• _Task to complete_:
All records after this line are to be returned verbatim.

• _Supplied records_:
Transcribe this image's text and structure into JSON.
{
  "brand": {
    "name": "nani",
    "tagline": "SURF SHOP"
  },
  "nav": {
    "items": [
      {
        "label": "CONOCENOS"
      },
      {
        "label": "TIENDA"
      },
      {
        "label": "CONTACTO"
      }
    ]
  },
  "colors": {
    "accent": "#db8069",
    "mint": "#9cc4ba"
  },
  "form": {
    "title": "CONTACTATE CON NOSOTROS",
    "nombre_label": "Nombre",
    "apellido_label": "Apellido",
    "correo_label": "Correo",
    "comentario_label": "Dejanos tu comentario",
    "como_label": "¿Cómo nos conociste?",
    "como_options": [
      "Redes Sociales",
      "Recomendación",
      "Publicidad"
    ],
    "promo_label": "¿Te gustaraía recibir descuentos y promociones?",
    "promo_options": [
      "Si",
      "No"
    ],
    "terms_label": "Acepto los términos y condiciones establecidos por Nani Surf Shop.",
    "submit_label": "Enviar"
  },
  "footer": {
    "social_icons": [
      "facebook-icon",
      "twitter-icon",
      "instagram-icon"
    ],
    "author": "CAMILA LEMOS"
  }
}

• _Expected output_:
Transcribe this image's text and structure into JSON.
{
  "brand": {
    "name": "nani",
    "tagline": "SURF SHOP"
  },
  "nav": {
    "items": [
      {
        "label": "CONOCENOS"
      },
      {
        "label": "TIENDA"
      },
      {
        "label": "CONTACTO"
      }
    ]
  },
  "colors": {
    "accent": "#db8069",
    "mint": "#9cc4ba"
  },
  "form": {
    "title": "CONTACTATE CON NOSOTROS",
    "nombre_label": "Nombre",
    "apellido_label": "Apellido",
    "correo_label": "Correo",
    "comentario_label": "Dejanos tu comentario",
    "como_label": "¿Cómo nos conociste?",
    "como_options": [
      "Redes Sociales",
      "Recomendación",
      "Publicidad"
    ],
    "promo_label": "¿Te gustaraía recibir descuentos y promociones?",
    "promo_options": [
      "Si",
      "No"
    ],
    "terms_label": "Acepto los términos y condiciones establecidos por Nani Surf Shop.",
    "submit_label": "Enviar"
  },
  "footer": {
    "social_icons": [
      "facebook-icon",
      "twitter-icon",
      "instagram-icon"
    ],
    "author": "CAMILA LEMOS"
  }
}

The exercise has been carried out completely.